*Description of the task:*
Could you report every line from the entries that includes the word "subtitle"?

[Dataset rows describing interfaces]

------------------------------------------------------------

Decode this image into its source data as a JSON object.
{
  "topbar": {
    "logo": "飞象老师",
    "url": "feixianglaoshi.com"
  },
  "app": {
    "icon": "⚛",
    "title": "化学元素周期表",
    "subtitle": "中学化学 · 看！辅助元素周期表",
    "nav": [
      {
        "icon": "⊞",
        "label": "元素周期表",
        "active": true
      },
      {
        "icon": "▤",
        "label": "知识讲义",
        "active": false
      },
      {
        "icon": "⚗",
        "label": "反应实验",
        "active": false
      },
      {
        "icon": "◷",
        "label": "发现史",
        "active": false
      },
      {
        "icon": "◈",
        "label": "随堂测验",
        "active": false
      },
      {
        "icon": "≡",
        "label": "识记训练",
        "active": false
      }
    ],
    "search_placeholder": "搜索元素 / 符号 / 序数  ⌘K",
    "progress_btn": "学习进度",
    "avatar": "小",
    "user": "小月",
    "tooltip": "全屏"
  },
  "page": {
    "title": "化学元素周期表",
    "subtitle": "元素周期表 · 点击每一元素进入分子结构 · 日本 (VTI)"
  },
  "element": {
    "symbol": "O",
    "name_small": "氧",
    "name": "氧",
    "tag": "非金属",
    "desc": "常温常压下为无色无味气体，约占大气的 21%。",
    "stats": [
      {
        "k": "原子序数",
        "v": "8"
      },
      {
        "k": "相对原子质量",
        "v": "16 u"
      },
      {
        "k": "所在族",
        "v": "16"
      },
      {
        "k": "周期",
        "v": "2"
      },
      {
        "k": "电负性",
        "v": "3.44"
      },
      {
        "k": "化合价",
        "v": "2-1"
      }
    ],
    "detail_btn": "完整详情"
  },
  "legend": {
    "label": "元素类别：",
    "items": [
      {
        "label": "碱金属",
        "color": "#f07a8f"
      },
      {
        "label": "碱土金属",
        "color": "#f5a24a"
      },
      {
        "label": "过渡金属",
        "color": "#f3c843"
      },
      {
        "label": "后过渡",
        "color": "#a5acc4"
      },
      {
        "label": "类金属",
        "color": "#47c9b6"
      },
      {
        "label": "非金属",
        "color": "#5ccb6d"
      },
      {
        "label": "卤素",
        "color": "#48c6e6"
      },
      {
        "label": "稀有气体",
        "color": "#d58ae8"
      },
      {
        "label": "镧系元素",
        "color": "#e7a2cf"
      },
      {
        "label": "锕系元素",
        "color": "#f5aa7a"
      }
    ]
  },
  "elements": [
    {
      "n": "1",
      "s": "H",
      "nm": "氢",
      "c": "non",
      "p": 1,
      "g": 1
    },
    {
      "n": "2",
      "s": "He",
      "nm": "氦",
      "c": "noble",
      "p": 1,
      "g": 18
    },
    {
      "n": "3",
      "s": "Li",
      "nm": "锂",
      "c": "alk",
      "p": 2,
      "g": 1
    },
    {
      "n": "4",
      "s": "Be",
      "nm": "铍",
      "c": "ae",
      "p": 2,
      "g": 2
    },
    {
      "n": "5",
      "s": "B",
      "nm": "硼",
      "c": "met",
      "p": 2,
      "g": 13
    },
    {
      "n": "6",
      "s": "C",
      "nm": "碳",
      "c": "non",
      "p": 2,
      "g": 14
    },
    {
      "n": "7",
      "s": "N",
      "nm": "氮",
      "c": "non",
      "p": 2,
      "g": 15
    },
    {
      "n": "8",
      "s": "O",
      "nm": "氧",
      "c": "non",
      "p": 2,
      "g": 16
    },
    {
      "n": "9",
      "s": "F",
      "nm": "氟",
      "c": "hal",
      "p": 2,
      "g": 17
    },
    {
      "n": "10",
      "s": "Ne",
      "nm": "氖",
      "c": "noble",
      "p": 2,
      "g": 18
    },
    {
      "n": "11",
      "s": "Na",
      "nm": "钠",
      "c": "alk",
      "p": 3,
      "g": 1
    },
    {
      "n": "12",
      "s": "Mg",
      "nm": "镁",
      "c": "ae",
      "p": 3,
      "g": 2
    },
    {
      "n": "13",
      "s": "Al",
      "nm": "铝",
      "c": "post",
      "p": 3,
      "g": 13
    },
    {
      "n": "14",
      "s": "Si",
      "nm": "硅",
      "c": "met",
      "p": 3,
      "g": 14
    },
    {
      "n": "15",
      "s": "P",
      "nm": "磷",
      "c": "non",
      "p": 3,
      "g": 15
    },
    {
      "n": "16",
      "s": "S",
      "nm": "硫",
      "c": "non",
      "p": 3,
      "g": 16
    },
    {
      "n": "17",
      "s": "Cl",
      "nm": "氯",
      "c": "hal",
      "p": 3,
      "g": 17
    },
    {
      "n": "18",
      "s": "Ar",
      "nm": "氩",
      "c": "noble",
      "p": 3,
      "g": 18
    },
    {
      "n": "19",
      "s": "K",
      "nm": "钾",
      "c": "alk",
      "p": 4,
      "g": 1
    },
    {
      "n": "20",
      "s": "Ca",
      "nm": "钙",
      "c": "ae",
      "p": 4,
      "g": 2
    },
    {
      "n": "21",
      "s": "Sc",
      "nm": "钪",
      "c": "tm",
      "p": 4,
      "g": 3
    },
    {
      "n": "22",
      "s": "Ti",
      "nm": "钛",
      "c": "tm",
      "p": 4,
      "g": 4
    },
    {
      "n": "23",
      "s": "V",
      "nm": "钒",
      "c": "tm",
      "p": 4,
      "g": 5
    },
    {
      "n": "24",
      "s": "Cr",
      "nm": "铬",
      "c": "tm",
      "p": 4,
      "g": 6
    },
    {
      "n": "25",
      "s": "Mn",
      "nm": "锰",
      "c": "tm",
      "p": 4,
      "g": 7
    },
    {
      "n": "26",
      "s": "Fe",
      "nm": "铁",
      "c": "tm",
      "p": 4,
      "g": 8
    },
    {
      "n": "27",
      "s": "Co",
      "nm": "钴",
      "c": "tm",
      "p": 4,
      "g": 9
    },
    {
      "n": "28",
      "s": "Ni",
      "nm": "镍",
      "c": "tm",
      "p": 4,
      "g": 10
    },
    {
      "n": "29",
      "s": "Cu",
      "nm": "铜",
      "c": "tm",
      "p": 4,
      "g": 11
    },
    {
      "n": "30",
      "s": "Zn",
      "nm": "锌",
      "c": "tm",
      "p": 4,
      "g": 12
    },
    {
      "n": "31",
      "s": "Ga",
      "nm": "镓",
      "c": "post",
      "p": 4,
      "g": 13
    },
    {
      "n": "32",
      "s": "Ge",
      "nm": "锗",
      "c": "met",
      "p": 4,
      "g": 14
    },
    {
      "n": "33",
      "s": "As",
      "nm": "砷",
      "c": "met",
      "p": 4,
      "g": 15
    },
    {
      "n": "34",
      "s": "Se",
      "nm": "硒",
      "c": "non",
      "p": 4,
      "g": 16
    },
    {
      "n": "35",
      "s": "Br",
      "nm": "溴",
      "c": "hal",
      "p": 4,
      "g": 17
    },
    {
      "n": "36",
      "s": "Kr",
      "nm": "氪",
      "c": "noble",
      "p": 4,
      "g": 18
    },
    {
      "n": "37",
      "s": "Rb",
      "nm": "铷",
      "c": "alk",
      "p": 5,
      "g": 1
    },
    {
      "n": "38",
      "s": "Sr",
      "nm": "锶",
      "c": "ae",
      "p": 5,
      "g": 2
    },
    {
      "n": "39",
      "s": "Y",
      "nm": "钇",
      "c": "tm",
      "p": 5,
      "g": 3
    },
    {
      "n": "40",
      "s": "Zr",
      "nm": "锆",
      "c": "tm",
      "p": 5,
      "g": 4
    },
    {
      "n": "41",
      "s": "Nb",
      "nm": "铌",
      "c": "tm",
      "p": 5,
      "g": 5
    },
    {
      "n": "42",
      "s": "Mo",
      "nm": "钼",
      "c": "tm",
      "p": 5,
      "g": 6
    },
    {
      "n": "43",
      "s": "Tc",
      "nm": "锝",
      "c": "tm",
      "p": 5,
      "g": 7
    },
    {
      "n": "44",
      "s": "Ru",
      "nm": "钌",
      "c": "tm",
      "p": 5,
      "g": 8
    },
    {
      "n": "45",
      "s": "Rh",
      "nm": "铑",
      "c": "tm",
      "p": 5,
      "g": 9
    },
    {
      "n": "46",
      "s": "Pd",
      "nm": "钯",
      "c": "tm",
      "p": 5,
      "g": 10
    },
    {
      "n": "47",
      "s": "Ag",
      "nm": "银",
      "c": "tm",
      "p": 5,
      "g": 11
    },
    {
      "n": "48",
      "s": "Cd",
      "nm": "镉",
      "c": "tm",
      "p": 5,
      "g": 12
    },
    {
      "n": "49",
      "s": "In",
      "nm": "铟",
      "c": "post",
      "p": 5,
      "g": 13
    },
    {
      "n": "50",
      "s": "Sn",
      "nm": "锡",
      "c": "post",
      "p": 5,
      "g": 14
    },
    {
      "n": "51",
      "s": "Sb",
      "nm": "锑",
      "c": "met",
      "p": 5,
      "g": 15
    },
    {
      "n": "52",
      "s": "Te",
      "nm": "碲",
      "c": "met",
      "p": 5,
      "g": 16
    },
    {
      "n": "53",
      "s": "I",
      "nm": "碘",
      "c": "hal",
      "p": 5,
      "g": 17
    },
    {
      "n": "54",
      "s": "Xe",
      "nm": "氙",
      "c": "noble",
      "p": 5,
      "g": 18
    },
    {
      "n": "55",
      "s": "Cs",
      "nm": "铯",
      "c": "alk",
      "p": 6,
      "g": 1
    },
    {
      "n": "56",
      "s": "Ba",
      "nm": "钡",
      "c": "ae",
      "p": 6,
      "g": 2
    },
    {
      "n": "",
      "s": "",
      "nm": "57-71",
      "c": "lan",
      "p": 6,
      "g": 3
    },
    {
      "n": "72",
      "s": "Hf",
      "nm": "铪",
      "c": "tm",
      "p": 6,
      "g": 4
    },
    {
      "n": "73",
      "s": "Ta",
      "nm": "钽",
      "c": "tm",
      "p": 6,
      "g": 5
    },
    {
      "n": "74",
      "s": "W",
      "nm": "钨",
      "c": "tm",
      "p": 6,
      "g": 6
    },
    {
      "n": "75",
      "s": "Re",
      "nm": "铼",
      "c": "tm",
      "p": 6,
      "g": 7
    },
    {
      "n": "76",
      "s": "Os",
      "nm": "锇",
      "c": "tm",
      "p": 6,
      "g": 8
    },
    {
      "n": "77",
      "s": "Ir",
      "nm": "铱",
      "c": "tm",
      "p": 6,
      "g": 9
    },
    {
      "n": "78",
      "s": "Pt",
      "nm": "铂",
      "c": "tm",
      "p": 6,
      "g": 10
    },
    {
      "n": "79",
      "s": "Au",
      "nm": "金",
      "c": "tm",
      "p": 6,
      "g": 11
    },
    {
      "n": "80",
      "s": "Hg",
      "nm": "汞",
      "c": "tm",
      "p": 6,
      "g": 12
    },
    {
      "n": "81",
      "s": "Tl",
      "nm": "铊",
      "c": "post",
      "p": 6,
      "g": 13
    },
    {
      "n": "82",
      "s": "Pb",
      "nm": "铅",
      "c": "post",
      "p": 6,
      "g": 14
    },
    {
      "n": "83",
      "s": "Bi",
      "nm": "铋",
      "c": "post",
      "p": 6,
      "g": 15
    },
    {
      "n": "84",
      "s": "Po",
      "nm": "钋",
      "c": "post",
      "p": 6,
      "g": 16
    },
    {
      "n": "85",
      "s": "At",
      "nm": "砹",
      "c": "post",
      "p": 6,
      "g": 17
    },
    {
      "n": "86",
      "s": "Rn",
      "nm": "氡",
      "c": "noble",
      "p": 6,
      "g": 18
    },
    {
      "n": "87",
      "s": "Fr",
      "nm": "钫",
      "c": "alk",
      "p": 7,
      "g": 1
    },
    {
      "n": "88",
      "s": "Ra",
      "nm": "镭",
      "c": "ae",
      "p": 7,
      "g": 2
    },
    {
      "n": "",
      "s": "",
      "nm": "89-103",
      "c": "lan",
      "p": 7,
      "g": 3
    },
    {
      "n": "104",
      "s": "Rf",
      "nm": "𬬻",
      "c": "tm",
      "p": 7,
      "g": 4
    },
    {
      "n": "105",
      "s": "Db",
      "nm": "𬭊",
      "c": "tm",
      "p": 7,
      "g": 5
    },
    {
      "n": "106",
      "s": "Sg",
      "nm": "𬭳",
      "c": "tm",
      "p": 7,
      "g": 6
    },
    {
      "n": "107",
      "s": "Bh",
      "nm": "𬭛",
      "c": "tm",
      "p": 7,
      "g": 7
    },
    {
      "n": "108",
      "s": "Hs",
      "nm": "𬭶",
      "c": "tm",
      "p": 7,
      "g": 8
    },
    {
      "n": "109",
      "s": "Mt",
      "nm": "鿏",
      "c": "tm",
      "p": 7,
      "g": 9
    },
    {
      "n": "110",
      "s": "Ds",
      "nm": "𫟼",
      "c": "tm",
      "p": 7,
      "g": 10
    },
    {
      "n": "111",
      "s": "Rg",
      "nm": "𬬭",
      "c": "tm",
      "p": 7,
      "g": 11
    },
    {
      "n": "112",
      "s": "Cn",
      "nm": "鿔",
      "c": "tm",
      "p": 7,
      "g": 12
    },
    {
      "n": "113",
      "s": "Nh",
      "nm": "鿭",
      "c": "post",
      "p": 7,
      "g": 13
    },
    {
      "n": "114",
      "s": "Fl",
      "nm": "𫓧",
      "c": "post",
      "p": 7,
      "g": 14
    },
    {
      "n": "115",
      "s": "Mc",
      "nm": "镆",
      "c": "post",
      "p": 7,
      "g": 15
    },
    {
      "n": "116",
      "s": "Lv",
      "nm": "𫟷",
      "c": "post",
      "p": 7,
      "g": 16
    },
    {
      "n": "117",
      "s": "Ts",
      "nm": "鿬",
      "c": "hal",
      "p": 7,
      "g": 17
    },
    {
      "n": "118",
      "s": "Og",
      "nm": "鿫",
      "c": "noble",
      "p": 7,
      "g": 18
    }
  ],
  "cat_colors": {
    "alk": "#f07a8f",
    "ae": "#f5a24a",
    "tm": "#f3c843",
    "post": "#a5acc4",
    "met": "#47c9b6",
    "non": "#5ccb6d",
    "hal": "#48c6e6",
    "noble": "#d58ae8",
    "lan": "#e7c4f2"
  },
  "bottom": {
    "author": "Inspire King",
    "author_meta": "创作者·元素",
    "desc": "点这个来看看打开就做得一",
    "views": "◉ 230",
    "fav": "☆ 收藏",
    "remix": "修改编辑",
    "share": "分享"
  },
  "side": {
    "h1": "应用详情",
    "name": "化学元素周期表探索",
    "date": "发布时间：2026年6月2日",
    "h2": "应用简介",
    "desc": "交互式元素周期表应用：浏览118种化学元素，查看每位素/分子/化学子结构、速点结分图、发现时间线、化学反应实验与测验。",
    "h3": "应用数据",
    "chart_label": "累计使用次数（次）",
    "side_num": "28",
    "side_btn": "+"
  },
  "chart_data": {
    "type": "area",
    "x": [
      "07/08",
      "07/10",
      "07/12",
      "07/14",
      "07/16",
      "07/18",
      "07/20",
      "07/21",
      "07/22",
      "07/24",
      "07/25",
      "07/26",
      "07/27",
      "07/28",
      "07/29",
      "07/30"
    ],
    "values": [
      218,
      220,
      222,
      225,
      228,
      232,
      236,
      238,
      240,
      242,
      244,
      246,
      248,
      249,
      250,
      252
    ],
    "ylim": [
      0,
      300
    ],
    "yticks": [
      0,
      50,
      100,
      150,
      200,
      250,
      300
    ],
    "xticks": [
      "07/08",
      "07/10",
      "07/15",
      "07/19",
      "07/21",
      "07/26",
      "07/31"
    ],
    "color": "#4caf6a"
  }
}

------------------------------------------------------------

*Answer box:*
    "subtitle": "中学化学 · 看！辅助元素周期表",
    "subtitle": "元素周期表 · 点击每一元素进入分子结构 · 日本 (VTI)"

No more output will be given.